[Problem requirements]: When a line below contains the string "english", show that line.

[Data extracts]:
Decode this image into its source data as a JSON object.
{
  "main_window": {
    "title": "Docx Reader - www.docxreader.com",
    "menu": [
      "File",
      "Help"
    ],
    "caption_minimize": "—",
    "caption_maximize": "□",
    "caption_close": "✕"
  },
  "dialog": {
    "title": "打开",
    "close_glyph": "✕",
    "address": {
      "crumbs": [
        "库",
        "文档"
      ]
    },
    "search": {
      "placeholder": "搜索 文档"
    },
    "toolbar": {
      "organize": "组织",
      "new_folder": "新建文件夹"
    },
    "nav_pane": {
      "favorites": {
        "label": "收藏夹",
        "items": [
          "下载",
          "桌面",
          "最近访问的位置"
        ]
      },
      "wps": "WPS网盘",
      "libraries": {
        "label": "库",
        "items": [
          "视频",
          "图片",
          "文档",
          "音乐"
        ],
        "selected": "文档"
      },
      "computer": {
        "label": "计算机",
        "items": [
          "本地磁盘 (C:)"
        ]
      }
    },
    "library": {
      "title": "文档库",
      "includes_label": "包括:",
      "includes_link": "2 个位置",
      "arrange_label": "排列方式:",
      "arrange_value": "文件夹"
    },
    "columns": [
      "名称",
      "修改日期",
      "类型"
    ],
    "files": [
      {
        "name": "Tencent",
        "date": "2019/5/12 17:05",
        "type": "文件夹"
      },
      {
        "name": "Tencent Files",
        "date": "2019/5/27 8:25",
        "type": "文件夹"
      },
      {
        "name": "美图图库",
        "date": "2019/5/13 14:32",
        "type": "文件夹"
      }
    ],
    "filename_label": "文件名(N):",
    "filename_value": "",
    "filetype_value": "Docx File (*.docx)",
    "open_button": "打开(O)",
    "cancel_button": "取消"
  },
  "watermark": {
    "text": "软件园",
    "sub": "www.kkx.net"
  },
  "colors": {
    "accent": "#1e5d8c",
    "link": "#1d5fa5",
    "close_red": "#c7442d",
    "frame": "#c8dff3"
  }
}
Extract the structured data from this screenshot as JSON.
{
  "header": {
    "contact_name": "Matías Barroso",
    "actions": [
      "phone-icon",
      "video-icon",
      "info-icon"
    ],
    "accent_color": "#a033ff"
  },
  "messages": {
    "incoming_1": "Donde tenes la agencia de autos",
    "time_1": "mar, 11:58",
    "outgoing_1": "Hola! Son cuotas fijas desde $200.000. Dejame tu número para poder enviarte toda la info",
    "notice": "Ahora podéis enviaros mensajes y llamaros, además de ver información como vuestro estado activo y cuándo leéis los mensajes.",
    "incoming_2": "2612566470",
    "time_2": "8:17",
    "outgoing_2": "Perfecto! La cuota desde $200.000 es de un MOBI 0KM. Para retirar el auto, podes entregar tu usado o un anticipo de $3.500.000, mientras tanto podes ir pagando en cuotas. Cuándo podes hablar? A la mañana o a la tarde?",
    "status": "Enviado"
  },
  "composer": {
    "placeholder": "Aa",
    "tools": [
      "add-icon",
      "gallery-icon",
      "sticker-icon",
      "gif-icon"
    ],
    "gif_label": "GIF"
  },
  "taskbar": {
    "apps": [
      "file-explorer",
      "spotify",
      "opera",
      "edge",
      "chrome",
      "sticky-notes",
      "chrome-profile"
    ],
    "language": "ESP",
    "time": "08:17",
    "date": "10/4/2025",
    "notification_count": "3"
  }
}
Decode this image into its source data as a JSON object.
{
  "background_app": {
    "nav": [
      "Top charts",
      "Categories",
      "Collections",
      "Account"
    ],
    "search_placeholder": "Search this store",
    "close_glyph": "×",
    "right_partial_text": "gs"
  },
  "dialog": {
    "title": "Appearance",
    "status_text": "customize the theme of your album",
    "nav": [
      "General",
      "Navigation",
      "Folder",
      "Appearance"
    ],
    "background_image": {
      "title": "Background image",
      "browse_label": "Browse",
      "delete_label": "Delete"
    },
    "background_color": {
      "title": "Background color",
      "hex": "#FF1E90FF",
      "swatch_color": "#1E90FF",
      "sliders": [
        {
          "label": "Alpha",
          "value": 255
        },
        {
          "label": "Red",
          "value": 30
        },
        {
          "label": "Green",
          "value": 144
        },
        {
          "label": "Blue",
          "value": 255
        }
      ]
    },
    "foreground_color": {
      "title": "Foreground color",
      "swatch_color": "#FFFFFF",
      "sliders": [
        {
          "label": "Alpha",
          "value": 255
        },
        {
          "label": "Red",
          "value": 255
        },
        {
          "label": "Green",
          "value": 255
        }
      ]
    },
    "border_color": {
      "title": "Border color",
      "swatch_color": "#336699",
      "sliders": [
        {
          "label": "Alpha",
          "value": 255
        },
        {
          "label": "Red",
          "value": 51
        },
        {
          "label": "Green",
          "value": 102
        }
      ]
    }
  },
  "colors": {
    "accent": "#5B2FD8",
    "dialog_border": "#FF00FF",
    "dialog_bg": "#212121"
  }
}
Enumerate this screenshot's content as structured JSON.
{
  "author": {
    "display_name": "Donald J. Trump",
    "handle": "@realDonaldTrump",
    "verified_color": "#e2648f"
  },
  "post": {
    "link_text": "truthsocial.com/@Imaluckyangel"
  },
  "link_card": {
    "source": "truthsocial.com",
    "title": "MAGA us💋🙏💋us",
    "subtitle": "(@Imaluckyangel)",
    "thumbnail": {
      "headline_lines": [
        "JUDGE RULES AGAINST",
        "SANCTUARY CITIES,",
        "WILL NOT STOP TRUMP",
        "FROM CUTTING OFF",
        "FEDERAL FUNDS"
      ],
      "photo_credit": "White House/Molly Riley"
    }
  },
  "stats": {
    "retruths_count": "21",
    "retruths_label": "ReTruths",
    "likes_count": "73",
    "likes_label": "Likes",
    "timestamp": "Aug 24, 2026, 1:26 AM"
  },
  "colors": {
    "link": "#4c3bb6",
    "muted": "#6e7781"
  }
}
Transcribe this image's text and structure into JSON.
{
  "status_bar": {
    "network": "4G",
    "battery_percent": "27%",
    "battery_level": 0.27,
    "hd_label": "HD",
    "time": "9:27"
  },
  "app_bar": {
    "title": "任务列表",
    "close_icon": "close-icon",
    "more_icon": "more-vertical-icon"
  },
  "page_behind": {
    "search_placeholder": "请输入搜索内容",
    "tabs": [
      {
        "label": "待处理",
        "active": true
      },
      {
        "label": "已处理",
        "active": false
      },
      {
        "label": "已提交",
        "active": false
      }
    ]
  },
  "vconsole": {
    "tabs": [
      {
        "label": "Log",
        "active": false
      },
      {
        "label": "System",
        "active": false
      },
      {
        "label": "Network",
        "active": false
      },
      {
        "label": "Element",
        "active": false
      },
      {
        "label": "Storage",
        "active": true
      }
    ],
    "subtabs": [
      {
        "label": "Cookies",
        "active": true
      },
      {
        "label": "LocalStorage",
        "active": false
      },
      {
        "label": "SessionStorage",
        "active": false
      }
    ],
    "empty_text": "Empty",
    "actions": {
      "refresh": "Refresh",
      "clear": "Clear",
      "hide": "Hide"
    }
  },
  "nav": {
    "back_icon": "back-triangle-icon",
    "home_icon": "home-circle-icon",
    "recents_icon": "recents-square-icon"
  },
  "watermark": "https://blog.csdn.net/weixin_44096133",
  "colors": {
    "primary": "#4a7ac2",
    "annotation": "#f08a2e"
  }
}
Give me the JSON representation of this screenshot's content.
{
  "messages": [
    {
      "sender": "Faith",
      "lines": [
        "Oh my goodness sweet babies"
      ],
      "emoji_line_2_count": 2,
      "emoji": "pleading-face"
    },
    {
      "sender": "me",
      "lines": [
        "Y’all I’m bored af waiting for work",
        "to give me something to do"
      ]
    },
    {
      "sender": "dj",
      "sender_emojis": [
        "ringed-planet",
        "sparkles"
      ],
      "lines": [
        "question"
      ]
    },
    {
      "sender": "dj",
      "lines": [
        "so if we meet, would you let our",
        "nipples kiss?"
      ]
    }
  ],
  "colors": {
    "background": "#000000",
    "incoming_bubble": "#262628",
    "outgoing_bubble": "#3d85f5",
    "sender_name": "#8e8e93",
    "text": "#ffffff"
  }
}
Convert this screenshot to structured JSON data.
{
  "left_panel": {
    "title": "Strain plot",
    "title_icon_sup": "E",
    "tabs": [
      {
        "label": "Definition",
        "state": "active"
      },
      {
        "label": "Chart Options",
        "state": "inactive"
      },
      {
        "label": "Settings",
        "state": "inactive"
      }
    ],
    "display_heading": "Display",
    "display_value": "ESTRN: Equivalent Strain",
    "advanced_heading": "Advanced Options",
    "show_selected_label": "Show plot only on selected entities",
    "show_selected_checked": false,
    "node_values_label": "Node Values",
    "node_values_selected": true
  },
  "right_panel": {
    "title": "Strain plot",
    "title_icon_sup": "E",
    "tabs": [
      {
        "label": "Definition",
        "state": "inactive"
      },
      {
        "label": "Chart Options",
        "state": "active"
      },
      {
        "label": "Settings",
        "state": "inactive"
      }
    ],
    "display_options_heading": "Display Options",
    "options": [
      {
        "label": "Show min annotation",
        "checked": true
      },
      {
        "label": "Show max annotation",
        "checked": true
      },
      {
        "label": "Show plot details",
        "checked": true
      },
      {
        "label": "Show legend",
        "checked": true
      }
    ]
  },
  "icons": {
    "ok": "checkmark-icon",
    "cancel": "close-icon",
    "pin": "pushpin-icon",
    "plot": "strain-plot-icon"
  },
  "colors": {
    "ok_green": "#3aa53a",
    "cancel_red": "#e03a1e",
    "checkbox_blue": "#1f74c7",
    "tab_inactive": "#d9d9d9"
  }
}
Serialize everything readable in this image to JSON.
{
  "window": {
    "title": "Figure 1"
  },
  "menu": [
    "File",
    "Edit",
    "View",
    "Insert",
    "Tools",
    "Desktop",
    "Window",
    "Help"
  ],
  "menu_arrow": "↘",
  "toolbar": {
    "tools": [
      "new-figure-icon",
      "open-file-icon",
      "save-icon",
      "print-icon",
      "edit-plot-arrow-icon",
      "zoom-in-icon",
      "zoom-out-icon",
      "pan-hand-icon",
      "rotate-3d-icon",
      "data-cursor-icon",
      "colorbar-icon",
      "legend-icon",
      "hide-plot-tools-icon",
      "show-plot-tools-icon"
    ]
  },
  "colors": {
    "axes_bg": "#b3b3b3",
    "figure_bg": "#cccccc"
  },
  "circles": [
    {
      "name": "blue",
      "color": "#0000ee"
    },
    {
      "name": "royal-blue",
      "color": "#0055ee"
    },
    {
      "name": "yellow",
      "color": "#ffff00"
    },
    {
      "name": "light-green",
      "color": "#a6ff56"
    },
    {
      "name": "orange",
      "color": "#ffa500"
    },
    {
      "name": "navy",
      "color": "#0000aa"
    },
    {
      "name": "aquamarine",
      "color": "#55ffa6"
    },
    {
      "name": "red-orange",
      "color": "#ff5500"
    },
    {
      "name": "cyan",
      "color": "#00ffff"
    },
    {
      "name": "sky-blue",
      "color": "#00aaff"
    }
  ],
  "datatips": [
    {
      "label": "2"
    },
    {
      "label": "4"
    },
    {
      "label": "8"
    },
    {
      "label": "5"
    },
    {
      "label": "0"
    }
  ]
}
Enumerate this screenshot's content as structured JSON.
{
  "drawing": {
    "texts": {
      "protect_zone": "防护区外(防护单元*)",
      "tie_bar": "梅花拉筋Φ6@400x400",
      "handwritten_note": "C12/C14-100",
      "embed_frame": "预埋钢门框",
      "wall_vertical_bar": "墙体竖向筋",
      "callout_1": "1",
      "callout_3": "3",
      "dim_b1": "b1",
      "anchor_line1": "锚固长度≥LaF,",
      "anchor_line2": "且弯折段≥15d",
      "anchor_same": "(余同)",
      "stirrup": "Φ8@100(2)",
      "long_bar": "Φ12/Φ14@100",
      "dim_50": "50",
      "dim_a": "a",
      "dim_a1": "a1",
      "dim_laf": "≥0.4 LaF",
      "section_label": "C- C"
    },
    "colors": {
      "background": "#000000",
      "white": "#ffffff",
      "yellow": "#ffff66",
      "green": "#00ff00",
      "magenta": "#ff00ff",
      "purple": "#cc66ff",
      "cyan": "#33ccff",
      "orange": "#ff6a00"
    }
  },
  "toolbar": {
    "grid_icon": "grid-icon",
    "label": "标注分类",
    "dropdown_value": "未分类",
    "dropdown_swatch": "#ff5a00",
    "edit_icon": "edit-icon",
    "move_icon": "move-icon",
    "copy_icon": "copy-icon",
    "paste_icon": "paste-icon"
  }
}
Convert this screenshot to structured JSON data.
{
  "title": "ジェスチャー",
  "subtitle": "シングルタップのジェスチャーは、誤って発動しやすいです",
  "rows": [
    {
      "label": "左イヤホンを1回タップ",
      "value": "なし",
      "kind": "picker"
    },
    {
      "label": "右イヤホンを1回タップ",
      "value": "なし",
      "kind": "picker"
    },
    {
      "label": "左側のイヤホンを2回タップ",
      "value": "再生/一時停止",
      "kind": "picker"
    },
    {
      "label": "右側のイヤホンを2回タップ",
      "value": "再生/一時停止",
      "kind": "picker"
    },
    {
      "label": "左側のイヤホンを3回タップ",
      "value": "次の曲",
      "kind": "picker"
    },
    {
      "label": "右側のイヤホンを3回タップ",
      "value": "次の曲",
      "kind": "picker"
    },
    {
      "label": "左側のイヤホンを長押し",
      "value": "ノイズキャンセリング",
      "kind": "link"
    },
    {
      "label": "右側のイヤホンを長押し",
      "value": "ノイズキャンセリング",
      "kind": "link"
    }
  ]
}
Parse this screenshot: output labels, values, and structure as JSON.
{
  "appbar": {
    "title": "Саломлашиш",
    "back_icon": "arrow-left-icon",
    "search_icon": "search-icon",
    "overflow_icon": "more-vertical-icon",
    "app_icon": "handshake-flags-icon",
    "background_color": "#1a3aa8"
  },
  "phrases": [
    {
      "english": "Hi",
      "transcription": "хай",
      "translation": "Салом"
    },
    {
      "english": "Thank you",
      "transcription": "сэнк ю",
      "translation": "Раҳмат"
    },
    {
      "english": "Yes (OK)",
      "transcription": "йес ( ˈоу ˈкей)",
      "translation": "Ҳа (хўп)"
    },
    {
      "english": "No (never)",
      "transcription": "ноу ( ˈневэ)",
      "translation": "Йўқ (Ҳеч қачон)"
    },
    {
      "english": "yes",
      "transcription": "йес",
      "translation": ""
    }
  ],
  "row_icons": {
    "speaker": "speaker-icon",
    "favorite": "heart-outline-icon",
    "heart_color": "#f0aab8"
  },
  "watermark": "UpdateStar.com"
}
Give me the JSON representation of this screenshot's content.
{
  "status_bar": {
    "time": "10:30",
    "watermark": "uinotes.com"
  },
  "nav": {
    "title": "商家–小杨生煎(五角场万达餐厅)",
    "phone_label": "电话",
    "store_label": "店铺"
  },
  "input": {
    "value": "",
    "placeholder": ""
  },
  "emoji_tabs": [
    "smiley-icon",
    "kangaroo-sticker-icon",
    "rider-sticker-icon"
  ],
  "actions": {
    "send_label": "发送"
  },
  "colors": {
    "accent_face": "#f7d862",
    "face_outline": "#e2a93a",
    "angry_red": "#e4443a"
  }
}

[Completed task]:
      "english": "Hi",
      "english": "Thank you",
      "english": "Yes (OK)",
      "english": "No (never)",
      "english": "yes",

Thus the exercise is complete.